  • The campaign and the RNC — which have lagged President Biden and Democrats in fundraising — have kickstarted their fundraising with a joint committee that allows donations of up to $814,600.
  • The RNC and Trump's campaign raised nearly $66 million in March, surpassing the $62 million they raised in the same period four years ago. A fundraiser for big donors in Palm Beach on Saturday could raise more than $40 million.
  • The campaign also hired veteran pollster Tony Fabrizio, who moved over from a pro-Trump Super PAC, and GOP operative Alex Garcia.

Zoom in: The team's growing pains were evident from the start of Trump's takeover of the RNC.

  • On his first day, new chief operating officer Sean Cairncross alerted the 60 staffers that they were being asked to resign and reapply, in an email that misspelled his name.
  • After a backlash over the RNC's reported plans to cut community centers and an early voting program, Whatley sent out a memo stating his support for those programs.
  • Lara Trump initially said she hoped to hire conservative activist and conspiracy theorist Scott Presler, who called the Jan. 6 riot at the Capitol "the largest civil rights protest in American history." (The RNC didn't hire Presler.

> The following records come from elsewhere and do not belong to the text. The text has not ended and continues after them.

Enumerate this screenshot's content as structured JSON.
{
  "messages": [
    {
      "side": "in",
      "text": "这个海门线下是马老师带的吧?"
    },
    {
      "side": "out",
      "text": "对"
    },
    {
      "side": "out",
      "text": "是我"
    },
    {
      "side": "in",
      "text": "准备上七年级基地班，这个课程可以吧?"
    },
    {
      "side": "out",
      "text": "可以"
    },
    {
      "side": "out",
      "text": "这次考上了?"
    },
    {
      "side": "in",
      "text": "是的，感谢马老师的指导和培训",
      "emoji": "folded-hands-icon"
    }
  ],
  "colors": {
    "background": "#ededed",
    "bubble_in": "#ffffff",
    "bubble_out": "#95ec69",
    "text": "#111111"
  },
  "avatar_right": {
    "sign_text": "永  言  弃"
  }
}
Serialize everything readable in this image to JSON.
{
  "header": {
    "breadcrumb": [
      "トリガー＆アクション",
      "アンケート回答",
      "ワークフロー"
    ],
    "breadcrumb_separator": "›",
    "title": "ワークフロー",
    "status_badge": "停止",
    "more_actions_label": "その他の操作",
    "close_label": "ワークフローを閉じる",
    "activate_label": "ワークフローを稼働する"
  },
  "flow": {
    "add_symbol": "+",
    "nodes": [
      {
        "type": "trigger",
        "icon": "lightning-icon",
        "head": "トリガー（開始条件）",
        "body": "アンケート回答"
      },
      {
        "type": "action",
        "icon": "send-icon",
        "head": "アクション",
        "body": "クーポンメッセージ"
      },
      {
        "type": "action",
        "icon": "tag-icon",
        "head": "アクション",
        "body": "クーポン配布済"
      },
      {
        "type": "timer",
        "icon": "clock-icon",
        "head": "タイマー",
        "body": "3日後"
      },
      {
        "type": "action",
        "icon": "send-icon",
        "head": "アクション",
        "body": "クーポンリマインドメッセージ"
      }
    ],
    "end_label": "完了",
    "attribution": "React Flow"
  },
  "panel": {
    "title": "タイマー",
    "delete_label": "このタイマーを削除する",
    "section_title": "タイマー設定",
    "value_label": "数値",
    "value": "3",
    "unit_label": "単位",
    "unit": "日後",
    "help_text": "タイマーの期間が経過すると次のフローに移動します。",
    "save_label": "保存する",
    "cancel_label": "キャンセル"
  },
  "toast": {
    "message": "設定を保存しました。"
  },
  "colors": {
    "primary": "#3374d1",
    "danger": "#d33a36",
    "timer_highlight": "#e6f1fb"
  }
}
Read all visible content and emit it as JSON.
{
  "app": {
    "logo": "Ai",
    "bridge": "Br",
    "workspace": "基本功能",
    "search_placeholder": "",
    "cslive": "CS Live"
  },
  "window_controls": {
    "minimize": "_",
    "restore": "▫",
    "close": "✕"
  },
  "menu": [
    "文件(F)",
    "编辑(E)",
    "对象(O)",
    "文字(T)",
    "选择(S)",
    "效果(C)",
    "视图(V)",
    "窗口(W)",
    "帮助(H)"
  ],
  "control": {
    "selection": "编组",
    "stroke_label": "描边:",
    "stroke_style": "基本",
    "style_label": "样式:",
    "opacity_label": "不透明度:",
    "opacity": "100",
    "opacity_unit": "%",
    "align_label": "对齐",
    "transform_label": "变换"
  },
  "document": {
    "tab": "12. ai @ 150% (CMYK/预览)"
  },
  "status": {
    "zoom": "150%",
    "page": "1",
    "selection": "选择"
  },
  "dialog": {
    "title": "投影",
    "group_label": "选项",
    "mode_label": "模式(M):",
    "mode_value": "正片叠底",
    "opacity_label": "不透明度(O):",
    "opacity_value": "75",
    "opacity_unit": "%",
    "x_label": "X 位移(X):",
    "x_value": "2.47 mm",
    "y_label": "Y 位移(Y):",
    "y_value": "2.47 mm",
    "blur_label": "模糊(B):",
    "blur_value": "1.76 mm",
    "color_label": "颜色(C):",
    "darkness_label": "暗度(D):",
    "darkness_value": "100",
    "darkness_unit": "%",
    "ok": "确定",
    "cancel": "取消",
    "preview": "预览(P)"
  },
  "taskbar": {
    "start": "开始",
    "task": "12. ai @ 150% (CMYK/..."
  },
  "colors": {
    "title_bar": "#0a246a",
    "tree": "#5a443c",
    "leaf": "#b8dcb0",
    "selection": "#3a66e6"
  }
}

But a Trump spokesperson told Axios he'll be registering voters at an upcoming RNC event.)
  • The RNC got more unwanted attention for asking job candidates whether they thought the 2020 election was stolen.
  • And after Lara Trump suggested the RNC might pay Donald Trump's legal bills, the team rushed to reassure RNC members that it wouldn't. Instead, a pro-Trump PAC is paying the legal fees.

The intrigue: The headlines about Trump's bumpy takeover of the RNC caused concern at the highest levels of his campaign.

  • On March 15, Trump co-campaign manager Susie Wiles told senior staffers that the new RNC's first week had gotten awful media coverage and things had to change, Axios has learned.
  • Separately, Wiles pressed fellow senior adviser Chris LaCivita — who was overseeing the changes at the RNC — about her concerns, three people familiar with the matter told Axios.
  • On a call with reporters last week, the campaign said it "terminated a couple people because they leak."

What they're saying: "Chris and Susie care about the status of the RNC and how the team comes together. The leaders talk to make sure they are on the same page," Trump campaign spokesperson Danielle Alvarez told Axios.

  • "We were never going to cut the early voting program," Alvarez added. "There was always going to be a program added to grow the vote. The community centers were always a process of evaluating their effectiveness."

Some RNC staffers say the Trump team's disruption of the committee was necessary.

  • They say many in Trumpworld believe the RNC's previous leadership, under ousted chair Ronna McDaniel, was never super-enthusiastic about the former president.
Go deeper